A bar is a unit of pressure, equal to 100 kilopascals, or approximately 14.5 pounds per square inch (psi). One bar is very close to standard atmospheric pressure (1.01325 bar). To get an idea of what this amount of pressure feels like, it’s approximately equivalent to the force of a 1-kilogram weight pressing down on every square centimetre.

This means that inside a steam boiler set at 1 to 1.5 bar, every square centimetre (cm2) is subject to a force equivalent to 1 to 1.5 kilograms. A 10-litre steam boiler in a commercial espresso machine will thus need to be able to withstand a force equivalent to the weight of 3 or 4 tonnes.

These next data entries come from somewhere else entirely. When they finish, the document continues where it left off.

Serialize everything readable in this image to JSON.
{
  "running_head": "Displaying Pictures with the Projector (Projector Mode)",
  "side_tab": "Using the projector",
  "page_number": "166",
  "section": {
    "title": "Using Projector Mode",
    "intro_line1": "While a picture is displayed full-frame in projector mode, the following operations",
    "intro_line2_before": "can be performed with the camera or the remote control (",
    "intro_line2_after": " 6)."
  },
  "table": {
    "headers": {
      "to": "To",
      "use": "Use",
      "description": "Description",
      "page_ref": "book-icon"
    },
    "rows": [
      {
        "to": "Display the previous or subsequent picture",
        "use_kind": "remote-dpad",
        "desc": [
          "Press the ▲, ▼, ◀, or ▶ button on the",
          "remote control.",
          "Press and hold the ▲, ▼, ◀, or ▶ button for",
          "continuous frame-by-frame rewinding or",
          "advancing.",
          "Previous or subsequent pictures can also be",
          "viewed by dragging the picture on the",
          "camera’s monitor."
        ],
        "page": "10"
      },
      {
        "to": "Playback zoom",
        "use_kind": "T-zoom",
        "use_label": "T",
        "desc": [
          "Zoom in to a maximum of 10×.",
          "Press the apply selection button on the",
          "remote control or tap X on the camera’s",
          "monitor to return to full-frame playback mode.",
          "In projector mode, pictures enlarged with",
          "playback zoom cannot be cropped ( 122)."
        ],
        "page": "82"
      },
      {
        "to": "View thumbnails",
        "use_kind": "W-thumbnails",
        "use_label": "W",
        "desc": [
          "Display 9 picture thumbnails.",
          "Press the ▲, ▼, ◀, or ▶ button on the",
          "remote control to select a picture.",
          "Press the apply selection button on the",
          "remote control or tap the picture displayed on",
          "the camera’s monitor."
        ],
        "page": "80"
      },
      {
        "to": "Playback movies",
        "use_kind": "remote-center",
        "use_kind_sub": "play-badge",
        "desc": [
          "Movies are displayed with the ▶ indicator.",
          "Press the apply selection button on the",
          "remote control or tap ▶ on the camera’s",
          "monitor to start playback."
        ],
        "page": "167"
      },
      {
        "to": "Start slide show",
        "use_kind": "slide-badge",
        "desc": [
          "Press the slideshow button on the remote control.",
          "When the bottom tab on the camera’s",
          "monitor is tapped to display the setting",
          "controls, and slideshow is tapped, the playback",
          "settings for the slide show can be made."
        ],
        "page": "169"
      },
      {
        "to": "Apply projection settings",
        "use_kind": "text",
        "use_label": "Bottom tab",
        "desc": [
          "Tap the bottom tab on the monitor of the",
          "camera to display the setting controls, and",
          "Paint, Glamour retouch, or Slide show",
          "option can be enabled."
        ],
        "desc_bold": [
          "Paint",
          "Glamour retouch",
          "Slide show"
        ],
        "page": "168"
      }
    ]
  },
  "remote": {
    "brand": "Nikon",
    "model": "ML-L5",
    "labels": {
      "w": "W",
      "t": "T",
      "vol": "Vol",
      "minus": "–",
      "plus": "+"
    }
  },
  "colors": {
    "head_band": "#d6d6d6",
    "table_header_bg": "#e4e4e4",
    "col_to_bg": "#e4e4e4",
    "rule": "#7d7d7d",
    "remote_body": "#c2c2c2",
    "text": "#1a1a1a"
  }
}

Meanwhile, the cross-sectional area of a disco de hockey is 26.4 cm2, so 9 bars of pressure pushing down on the disco de hockey is equivalent to the force exerted by 245 kg of weight — the weight of three espresso machines.

The pressure gauges in an espresso machine show gauge pressure — how far the pressure is above atmospheric pressure. In other words, a reading of zero on the gauge means that the water inside is at atmospheric pressure. Absolute pressure, on the other hand, measures how high the pressure is compared to a vacuum. So a pump pressure of 9 bars is approximately the same as an absolute pressure of 10 bars.

The unit for gauge pressure is sometimes written as barg (short for bar gauge), but in keeping with general practice in the coffee industry we refer to pressure in bars and assume it’s understood that this means gauge pressure.